Rob

Date published: 7/7/2020

I have been examining the small portable wooden objects in the Vindolanda collection for several years. Despite having spent many hours looking at these delicate items the fact that they have survived, in sealed, oxygen free, damp layers, from nearly 2000 years ago still gives me a sense of wonder. Many of the objects show great skill in their production and by examining them in detail they can speak of the trees from which they were made, the crafts people that manufactured them, the journey they made from where they were created, and the people that ultimately used them.

Amongst the many remarkable objects are small, circular, containers with lids, originally made by a turner on a lathe. They are nearly all made from boxwood, a very slow grown tree with a close dense grain, ideal when making objects that need fine features combined with strength. Boxwood was, for example, regularly used to make the double sided combs you can see on display at the Vindolanda museum, the strong fine character of the wood allowing for the fine teeth of the comb to be made so that they could withstand repeated use. The same characteristics enabled turners to produce the small lidded boxes, also known as pyxides. At Vindolanda these had fine thin walls and neatly fitting lids, with a height around 4 -5 cm and a diameter of 3-4 cm. At least one example from the fort had contents that may have been some form of ointment or cosmetic, but these small boxes may also have served to contain smaller items of value.  Boxwood would not have grown locally, and it is likely that these objects were originally made far to the south of Vindolanda.

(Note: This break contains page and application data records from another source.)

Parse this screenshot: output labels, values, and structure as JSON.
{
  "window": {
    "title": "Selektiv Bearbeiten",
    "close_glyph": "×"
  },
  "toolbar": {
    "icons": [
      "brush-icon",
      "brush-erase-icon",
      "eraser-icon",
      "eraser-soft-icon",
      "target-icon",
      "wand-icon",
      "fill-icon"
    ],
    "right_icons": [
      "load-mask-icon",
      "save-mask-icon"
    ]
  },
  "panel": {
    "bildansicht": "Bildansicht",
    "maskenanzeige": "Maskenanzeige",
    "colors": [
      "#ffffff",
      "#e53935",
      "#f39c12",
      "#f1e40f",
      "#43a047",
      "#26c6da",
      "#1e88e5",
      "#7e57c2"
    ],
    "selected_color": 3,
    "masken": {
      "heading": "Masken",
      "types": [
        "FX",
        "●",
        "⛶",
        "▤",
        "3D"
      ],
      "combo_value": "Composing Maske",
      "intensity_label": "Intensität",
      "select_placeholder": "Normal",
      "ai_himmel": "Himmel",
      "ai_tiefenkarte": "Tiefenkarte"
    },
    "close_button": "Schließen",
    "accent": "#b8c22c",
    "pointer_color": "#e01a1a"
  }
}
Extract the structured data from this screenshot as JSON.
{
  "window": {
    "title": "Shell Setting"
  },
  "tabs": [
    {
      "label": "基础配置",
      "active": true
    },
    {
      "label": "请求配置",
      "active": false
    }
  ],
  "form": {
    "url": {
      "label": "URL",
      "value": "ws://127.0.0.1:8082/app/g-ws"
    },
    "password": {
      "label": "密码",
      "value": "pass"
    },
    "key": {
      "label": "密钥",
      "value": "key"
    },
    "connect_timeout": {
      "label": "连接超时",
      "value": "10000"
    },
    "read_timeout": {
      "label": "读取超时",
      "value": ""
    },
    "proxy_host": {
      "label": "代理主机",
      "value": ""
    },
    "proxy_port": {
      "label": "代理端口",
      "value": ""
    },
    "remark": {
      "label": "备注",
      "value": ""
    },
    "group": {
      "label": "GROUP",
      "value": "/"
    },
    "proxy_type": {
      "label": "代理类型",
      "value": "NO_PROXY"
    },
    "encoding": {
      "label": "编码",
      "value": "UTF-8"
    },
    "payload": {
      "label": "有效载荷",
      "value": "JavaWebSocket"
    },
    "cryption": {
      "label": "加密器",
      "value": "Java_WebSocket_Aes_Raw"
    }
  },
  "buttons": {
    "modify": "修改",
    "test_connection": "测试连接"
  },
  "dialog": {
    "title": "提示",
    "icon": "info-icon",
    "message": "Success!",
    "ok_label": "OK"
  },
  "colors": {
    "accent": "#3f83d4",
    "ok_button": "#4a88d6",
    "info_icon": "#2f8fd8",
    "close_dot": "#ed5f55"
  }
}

As an archaeologist there is often a need to try out techniques to better understand the items we find through practical, research driven, engagement with materials and different ways of making. However, the object shown here is not part of that type of formal research work. Instead, it is simply a product of the fact that I find these objects aesthetically pleasing and, as I also turn wood as a hobby, their form has inspired my own creativity, using different wood types and modern tools, to create my own variation on an ancient theme.